Their relationship begins to deteriorate under the weight of his emotional baggage. When she comments that he looks arrogant in a photograph on one of his book jackets he shouts that the “Nazis thought the way to recognize a Jew is by the size of his nose. Nothing could be further from the truth. It’s all in the eyes. You had only to look at the fearful cringing look in the eyes of the Jews and you knew what was what. But, he went on, his voice rising, I was cleverer than that. For months, I stood in front of the bathroom window, willing my eyes to look confident, even contemptuous. No more Jewish eyes.” There is a clever emptiness about much of this rhetoric. Instead of feeling sorry for Joseph, or even curious about him, we feel defeated, as if we are watching a re-run of sorts. Edelman’s work often seems to be little more than a messy collage of Jewish horror stories that we have all been weaned on; filled with self-loathing and false sentimentality. Joseph becomes less real to us and more of an archetype of a “survivor” we have met countless times before; even the strange behavior traits are familiar to us; the hoarding of food and the sloppy grooming. And the dark apartment where the blinds are always drawn. Joseph’s monologues have a mock intimacy and a mock intensity that feign authenticity. It isn’t enough.
Edelman’s new book, “The Train to Warsaw,” focuses on a long married couple who escaped the Warsaw Ghetto forty years earlier. The husband, Jascha, a celebrated writer, has been asked by a Writer’s Group in Poland to come and give a reading. The couple have been living for decades in London, but they still feel ill at ease there, as they do everywhere; the concept of “home” and homeland” is a charged one. His wife, Lilka, wants to return to Warsaw and is nostalgic about some of the places she went in her early childhood with her parents before the Nazi assault. The couple has kept secrets from one another that this trip will unravel threatening the balance of their long negotiated truce.
The trouble starts almost immediately. When Lilka begs him to take her to a certain park she recalls, he yells “You won’t find your way back. God knows why we’re going, he added, Didn’t we have enough?” But in gentler moments he confides to her that he knows she wants him to be able to share more but he simply can’t. Lilka shares with him a recurring dream she has where she sees her father in front of the ghetto wall telling her to follow him and reaching out his hand for her. Jascha confesses that he also dreams frequently about those years, particularly about the thirst and the hunger. She turns to him and expresses her relief that they are with one another since “Who else could we live with if not each other….Who else would understand?” We sense Edelman herself is struggling with the difficulty of having her characters attempt to express the horrific experiences they have endured; and that words, words themselves, seem inadequate to the task.
In this new work, Edelman falls prey to some of the same difficulties that are apparent in her earlier novel. She is a good storyteller and has an ear for the subtle shifts in power that go on between couples all the time that are imperceptible to everyone that surrounds them; sometimes even the couple themselves. But we remain emotionally distant from her characters; as distant as they are from one another.

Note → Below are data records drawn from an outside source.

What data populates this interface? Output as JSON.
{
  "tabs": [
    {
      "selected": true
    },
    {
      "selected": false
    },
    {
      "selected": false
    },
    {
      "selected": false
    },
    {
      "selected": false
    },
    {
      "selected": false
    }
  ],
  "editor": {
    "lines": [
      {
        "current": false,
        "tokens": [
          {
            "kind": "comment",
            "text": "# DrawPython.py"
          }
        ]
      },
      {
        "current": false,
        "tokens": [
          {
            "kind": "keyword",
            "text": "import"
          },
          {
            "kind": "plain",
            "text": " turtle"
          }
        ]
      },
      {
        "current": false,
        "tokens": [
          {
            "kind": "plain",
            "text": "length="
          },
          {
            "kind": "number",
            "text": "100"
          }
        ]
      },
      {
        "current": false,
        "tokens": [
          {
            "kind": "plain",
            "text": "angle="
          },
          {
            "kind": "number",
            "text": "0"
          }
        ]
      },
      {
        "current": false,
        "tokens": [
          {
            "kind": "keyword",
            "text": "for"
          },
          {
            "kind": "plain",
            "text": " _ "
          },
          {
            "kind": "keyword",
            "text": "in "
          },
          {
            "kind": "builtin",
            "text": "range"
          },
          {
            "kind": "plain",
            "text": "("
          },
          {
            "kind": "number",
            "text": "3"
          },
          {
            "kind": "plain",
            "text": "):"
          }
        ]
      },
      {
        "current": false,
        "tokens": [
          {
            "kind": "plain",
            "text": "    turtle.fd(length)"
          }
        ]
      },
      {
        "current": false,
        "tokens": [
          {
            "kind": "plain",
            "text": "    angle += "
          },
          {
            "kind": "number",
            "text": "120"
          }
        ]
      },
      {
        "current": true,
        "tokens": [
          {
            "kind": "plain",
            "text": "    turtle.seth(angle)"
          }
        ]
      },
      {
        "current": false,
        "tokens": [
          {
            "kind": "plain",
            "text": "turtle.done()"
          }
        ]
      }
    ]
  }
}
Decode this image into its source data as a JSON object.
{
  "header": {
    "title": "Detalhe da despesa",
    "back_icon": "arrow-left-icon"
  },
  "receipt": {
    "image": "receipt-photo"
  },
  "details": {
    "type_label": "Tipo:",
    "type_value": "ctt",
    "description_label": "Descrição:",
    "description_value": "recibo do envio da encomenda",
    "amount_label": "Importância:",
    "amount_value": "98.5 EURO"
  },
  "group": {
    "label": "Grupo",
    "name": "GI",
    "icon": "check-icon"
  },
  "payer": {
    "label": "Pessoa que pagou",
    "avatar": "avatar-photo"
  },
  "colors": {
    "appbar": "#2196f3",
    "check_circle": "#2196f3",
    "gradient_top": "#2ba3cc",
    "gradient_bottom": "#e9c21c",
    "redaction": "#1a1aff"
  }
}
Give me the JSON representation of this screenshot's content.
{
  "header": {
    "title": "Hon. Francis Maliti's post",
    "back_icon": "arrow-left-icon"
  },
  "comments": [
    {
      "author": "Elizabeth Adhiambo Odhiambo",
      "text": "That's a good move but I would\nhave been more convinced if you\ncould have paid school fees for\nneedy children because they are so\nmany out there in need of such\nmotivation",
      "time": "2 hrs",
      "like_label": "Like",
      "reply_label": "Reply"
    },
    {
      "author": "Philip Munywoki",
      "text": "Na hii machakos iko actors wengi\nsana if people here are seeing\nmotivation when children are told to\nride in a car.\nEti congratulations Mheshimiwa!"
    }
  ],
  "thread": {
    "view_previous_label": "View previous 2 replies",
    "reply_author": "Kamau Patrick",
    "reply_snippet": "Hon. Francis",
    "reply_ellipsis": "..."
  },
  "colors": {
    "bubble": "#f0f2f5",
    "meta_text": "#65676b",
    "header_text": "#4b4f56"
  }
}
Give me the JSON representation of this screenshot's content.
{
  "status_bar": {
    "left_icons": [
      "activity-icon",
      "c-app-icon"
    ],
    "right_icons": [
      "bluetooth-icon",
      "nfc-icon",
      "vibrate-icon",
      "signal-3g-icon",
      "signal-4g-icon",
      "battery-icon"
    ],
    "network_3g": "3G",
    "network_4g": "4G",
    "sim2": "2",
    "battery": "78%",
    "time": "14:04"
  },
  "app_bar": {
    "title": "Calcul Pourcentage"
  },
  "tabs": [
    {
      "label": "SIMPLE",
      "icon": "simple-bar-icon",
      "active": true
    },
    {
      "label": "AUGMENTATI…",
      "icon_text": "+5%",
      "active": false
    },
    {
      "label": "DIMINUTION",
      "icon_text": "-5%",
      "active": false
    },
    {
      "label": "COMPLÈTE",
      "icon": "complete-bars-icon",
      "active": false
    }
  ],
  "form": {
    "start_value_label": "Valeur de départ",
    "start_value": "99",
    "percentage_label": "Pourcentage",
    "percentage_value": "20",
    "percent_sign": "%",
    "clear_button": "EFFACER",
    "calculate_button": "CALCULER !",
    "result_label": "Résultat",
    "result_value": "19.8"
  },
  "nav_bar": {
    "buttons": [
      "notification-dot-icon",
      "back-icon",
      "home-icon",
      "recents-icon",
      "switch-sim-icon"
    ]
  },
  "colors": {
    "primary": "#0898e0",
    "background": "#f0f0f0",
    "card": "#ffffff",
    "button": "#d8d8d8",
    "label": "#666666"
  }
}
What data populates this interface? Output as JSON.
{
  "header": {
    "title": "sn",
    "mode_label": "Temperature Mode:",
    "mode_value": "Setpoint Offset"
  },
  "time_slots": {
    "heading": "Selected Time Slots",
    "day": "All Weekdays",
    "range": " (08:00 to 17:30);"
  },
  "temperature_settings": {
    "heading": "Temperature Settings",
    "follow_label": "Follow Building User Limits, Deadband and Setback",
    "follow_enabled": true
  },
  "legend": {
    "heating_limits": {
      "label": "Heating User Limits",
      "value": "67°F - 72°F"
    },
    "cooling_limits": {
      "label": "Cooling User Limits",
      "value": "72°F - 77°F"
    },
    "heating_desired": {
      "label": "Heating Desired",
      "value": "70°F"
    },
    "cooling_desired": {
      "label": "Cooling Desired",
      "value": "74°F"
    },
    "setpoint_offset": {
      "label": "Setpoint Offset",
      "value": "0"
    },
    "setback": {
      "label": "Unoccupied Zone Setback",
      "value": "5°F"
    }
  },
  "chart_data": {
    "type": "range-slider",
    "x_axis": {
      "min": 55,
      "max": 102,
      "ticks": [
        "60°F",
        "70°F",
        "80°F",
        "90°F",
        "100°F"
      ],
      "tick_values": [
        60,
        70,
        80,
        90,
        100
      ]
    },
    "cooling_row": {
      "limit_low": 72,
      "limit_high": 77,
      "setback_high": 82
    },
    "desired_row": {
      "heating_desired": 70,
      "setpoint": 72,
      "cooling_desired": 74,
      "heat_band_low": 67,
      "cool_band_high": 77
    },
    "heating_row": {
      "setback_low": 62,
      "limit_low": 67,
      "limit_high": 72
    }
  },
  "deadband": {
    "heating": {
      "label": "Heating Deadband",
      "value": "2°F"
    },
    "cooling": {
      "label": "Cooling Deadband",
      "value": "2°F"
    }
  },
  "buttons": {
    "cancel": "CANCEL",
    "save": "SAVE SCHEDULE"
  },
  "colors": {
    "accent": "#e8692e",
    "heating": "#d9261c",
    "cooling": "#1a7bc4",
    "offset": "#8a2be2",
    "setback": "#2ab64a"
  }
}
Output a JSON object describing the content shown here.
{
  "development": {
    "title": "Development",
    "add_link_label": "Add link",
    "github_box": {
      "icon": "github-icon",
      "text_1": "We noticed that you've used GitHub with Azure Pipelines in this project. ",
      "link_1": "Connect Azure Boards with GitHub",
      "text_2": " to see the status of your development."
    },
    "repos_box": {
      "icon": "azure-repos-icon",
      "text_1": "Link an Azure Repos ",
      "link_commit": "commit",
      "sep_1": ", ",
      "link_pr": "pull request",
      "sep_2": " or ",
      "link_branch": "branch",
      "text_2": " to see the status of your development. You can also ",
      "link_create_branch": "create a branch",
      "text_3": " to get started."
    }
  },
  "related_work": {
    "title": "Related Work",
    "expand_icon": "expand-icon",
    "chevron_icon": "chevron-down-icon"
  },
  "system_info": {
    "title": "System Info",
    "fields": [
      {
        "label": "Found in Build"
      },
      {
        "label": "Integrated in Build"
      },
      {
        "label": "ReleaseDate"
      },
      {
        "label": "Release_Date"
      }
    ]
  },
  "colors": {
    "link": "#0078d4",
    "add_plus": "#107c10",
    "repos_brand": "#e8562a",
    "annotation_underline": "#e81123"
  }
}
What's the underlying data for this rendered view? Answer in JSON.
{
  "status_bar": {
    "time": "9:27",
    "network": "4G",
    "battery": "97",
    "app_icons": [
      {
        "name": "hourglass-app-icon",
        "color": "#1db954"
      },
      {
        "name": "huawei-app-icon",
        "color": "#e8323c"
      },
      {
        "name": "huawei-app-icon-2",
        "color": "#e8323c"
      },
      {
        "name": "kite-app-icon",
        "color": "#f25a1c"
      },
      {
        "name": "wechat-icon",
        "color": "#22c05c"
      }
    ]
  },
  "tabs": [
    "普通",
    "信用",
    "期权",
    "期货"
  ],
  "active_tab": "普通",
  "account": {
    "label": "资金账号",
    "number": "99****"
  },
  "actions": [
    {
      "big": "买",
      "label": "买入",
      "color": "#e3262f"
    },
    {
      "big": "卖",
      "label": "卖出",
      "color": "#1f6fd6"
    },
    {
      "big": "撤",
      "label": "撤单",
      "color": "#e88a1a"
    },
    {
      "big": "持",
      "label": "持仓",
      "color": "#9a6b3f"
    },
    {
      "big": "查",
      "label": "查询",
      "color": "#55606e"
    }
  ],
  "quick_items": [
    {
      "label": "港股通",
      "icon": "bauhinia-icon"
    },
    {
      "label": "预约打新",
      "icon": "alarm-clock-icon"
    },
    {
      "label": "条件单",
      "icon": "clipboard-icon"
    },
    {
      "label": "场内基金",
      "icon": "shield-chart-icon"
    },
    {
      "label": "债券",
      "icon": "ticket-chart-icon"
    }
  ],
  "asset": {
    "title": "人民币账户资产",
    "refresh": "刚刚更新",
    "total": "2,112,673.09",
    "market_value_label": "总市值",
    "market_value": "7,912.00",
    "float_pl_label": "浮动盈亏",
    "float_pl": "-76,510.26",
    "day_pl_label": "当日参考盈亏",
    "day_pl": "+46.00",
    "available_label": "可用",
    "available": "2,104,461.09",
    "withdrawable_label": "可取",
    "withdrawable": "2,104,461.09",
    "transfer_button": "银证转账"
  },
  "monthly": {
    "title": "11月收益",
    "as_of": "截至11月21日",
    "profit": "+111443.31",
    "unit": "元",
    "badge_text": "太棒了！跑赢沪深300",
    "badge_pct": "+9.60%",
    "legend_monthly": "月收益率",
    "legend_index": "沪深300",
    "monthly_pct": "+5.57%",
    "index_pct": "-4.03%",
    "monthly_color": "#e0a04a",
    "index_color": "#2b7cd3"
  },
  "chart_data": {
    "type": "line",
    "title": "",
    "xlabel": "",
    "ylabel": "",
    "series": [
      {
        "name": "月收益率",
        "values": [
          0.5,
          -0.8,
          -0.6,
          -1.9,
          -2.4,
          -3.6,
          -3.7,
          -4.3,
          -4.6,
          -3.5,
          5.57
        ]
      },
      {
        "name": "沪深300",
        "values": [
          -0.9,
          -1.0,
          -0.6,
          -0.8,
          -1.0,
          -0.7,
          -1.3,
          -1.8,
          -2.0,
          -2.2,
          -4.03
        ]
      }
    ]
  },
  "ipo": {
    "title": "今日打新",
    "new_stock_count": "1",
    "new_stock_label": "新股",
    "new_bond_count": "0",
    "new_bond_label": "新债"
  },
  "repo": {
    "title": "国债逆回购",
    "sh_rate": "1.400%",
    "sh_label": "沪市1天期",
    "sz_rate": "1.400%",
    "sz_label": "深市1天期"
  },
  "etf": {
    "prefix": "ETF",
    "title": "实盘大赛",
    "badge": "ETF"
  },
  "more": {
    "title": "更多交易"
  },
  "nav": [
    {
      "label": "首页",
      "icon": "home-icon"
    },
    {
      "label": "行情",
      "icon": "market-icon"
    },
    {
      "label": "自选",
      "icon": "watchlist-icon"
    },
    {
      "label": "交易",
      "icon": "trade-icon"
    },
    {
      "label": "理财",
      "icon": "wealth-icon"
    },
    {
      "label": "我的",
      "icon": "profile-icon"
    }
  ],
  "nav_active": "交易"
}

Elaine Margolin is a frequent contributor of book reviews to the Jewish Journal and other publications.